Special Olympics International (SOI) is celebrating their 50th anniversary this year in the city where it all began, Chicago! In honor of the occasion, I sat down with Kathy Schniedwind, the medical director for this celebration. The former head athletic trainer for Illinois State University has served on the Special Olympics board for the past 8 years, chaired or co-chaired the medical services for the state summer games and basketball for 23 years, and is a member of the Unified Football (soccer) Cup Committee for the 50th celebration. She describes her job as "medical administration," meaning that she will serve as an advisor for Special Olympics International to report daily on any situations that may occur during the week of celebrations.
Kathy began volunteering with Special Olympics as an athletic trainer in 1979, and the experience has taken her across the globe. She described one highlight of her medical service was working at the World Games in Austria in 1993, the first year that the Games were held outside of the United States. Since then, the World Games has been held in several other countries, including Ireland, China, South Korea, and Greece. The next Summer Olympics will be held in Abu Dhabi, United Arab Emirates, in March 2019.

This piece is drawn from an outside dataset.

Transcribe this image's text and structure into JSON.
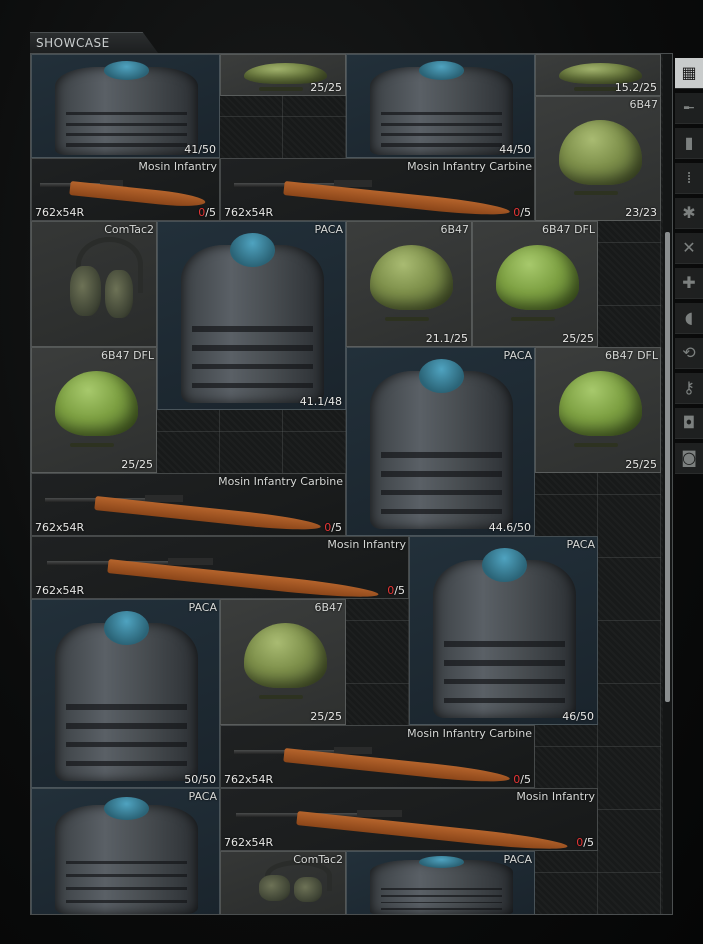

Before that, Chicago will play host to the Unified Cup, which is a unique event. The Cup includes men's and women's soccer games, and teams will field players of all abilities. Over the years, many athletic trainers have volunteered to work with Special Olympics at events like this. Medical services for Special Olympics events may seem like a daunting task, but Kathy assures that it is a lot like any other athletic event. Athletic trainers who volunteer can expect to see the usual complaints, from sprains, strains and abrasions, to requests for sunscreen, and overheating issues. Special Olympics has athletic trainers volunteer alongside other healthcare professionals, most often with nurses, EMTs, paramedics, and physicians. Due to the specialized skills that athletic trainers possess, they are prime candidates for these volunteer positions.
This July, the Special Olympics Unified Cup will take over Chicago. Volunteers are needed to provide medical services at Clark St. Park in Chicago. Kathy would like to extend an invitation to everyone who might be interested in volunteering:
"Thank you to all the athletic trainers who have volunteered their services to Special Olympics events in Illinois or in other states. I would love your help to cover warm-ups and practices July 16 through July 19 for the Special Olympics 50th Celebration for the Unified Cup. For those who do not know what the Unified Cup is, it is competition among teams made up of individuals with and without intellectual disabilities. This tournament will be a major feature during the weeklong celebration of the 50th Anniversary of Special Olympics worldwide. There will be sixteen men's teams and eight women's teams competing from all over the world and the United States. Please help me in providing medical coverage for these teams. Thank you for your help."
If you are interested in volunteering for this event, please click here for sign-up information and more details. As well, you can contact Kathy at email@example.com, if you have any questions about the event or SOI.